       As the story unfolds, we watch the boys, struggling over whether to sell the drugs, move from exhilaration at simply having a choice to acceptance of the difficulty of making it. What drives this novel isn't the melodramatic and sadly familiar elements of its plot but the striking individuality of its cast. Each of the boys rises above the stereotypical aspects of his character to become, not emblems of hard life in the ghetto, but vivid reminders that we are all more than the sum of our situations. Behind every incident, including some relatively explicit sex scenes, is the conviction that details matter. Mowry ends his novel with neither triumph nor tragedy, but with an affirming vision of three boys prepared to get on with the all-too-grown-up business of making choices.

Bill Ott


San Francisco Chronicle, June 29,1997: Gritty but uplifting stories about Black males

       Parents and teachers looking for books that focus on the challenges faced by young Black boys will find gritty but uplifting tails in No Turning Back and Babylon Boyz.      

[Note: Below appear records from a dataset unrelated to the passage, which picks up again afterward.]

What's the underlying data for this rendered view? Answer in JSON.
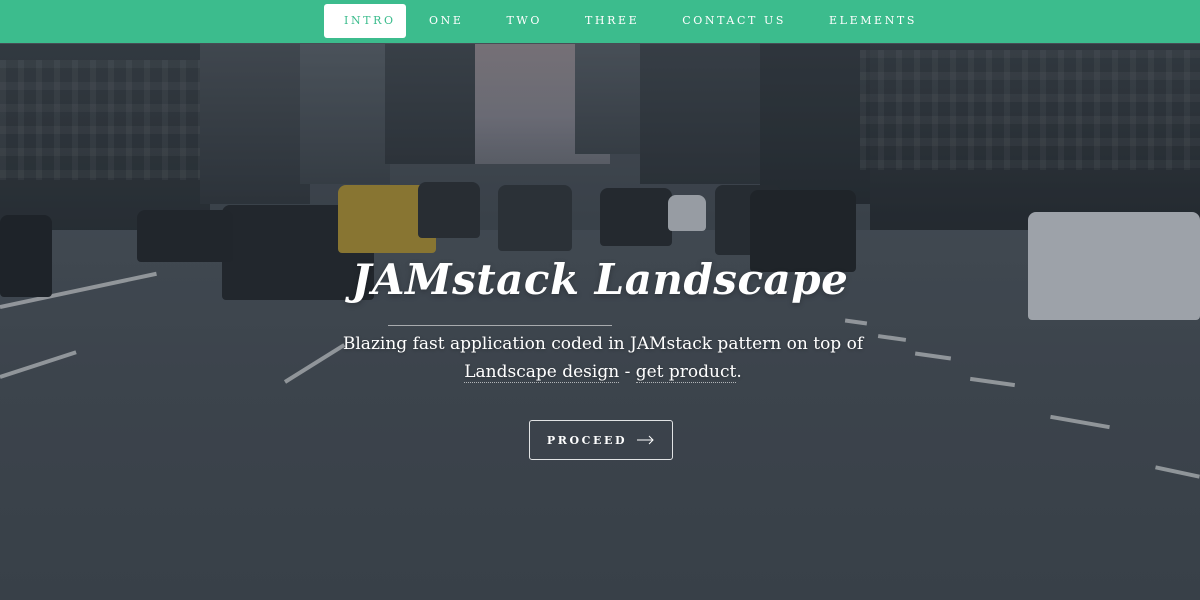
{
  "nav": {
    "items": [
      {
        "label": "INTRO",
        "active": true
      },
      {
        "label": "ONE",
        "active": false
      },
      {
        "label": "TWO",
        "active": false
      },
      {
        "label": "THREE",
        "active": false
      },
      {
        "label": "CONTACT US",
        "active": false
      },
      {
        "label": "ELEMENTS",
        "active": false
      }
    ]
  },
  "hero": {
    "title": "JAMstack Landscape",
    "subtitle_part1": "Blazing fast application coded in JAMstack pattern on top of",
    "subtitle_link1": "Landscape design",
    "subtitle_sep": " - ",
    "subtitle_link2": "get product",
    "subtitle_end": ".",
    "button_label": "PROCEED",
    "button_icon": "arrow-right-icon"
  },
  "colors": {
    "nav_bg": "#3cbc8d",
    "text": "#ffffff"
  }
}
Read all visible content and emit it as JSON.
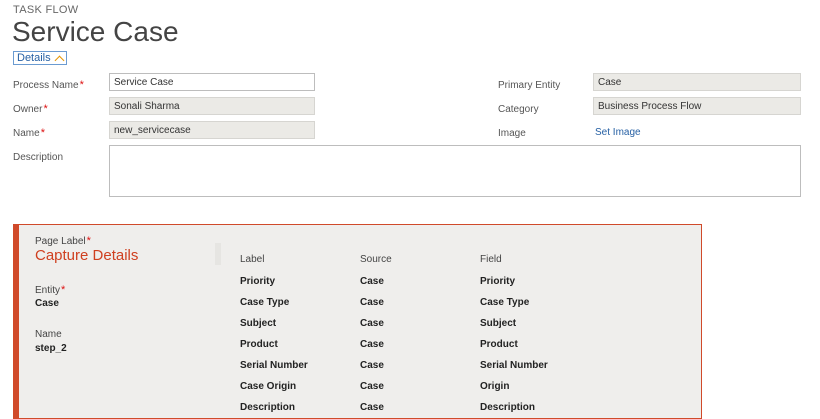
{
  "header": {
    "kicker": "TASK FLOW",
    "title": "Service Case",
    "details_label": "Details"
  },
  "form": {
    "process_name": {
      "label": "Process Name",
      "value": "Service Case"
    },
    "owner": {
      "label": "Owner",
      "value": "Sonali Sharma"
    },
    "name": {
      "label": "Name",
      "value": "new_servicecase"
    },
    "description": {
      "label": "Description",
      "value": ""
    },
    "primary_entity": {
      "label": "Primary Entity",
      "value": "Case"
    },
    "category": {
      "label": "Category",
      "value": "Business Process Flow"
    },
    "image": {
      "label": "Image",
      "link": "Set Image"
    },
    "required_mark": "*"
  },
  "stage": {
    "page_label_caption": "Page Label",
    "page_label": "Capture Details",
    "entity_caption": "Entity",
    "entity": "Case",
    "name_caption": "Name",
    "name": "step_2",
    "columns": {
      "label": "Label",
      "source": "Source",
      "field": "Field"
    },
    "rows": [
      {
        "label": "Priority",
        "source": "Case",
        "field": "Priority"
      },
      {
        "label": "Case Type",
        "source": "Case",
        "field": "Case Type"
      },
      {
        "label": "Subject",
        "source": "Case",
        "field": "Subject"
      },
      {
        "label": "Product",
        "source": "Case",
        "field": "Product"
      },
      {
        "label": "Serial Number",
        "source": "Case",
        "field": "Serial Number"
      },
      {
        "label": "Case Origin",
        "source": "Case",
        "field": "Origin"
      },
      {
        "label": "Description",
        "source": "Case",
        "field": "Description"
      }
    ]
  },
  "colors": {
    "accent": "#d04a2a",
    "link": "#2660a4",
    "readonly_bg": "#ebeae6",
    "stage_bg": "#efeeec"
  }
}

       ...In a groundbreaking effort, Oakland writer Jess Mowry gives us Pook -- a gay Black basketball-playing 14-year-old who is one of the major characters in Babylon Boyz. Moreover, Pook has homies who look up to him. They admire his hoop skills and the fact that he is determined to become a doctor. But for Pook and his crew, the path to glory is littered with obstacles ranging from broken homes to indifferent teachers and drug-dealing thugs. When circumstances present them with a cache of cocaine they can convert into big bucks, the boys face a moral dilemma. Do they destroy it and dash their dreams of escape, or sell it and add to their already nightmarish existence? Written in a fierce hip-hop cadence, Babylon Boyz is sure to fuel the eubonics debate. The seemingly ever-ready equation of drugs, violence and Black males is also likely to draw critics. But Mowry is to be applauded for crafting a complex, Black, urban gay teen whose sexuality is as natural as his breathing. In the mix that is young adult literature, Babylon Boyz definitely deserves a place.

Evelyn C. White